:: Exercise description ::
Repeat the data below with no changes.

:: Data extracts ::

# # # # #

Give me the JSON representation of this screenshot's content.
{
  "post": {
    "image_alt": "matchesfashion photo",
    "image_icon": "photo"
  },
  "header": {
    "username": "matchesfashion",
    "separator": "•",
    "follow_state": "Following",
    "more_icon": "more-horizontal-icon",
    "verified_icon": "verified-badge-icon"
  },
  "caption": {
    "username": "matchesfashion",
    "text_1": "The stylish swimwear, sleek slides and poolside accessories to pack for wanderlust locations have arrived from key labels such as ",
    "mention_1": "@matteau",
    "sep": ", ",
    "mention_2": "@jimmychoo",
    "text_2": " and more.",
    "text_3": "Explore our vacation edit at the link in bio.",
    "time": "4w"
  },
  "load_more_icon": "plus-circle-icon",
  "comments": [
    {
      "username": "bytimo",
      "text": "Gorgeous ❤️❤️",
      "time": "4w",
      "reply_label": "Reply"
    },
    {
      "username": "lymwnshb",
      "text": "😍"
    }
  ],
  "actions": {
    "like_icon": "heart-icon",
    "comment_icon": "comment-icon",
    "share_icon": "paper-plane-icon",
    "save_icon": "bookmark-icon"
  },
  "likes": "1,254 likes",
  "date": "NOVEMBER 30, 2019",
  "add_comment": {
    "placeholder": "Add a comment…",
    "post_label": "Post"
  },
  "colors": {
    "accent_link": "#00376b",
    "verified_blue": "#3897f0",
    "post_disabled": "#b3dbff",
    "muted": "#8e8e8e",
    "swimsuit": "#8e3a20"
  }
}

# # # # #

:: Written reply ::
Give me the JSON representation of this screenshot's content.
{
  "post": {
    "image_alt": "matchesfashion photo",
    "image_icon": "photo"
  },
  "header": {
    "username": "matchesfashion",
    "separator": "•",
    "follow_state": "Following",
    "more_icon": "more-horizontal-icon",
    "verified_icon": "verified-badge-icon"
  },
  "caption": {
    "username": "matchesfashion",
    "text_1": "The stylish swimwear, sleek slides and poolside accessories to pack for wanderlust locations have arrived from key labels such as ",
    "mention_1": "@matteau",
    "sep": ", ",
    "mention_2": "@jimmychoo",
    "text_2": " and more.",
    "text_3": "Explore our vacation edit at the link in bio.",
    "time": "4w"
  },
  "load_more_icon": "plus-circle-icon",
  "comments": [
    {
      "username": "bytimo",
      "text": "Gorgeous ❤️❤️",
      "time": "4w",
      "reply_label": "Reply"
    },
    {
      "username": "lymwnshb",
      "text": "😍"
    }
  ],
  "actions": {
    "like_icon": "heart-icon",
    "comment_icon": "comment-icon",
    "share_icon": "paper-plane-icon",
    "save_icon": "bookmark-icon"
  },
  "likes": "1,254 likes",
  "date": "NOVEMBER 30, 2019",
  "add_comment": {
    "placeholder": "Add a comment…",
    "post_label": "Post"
  },
  "colors": {
    "accent_link": "#00376b",
    "verified_blue": "#3897f0",
    "post_disabled": "#b3dbff",
    "muted": "#8e8e8e",
    "swimsuit": "#8e3a20"
  }
}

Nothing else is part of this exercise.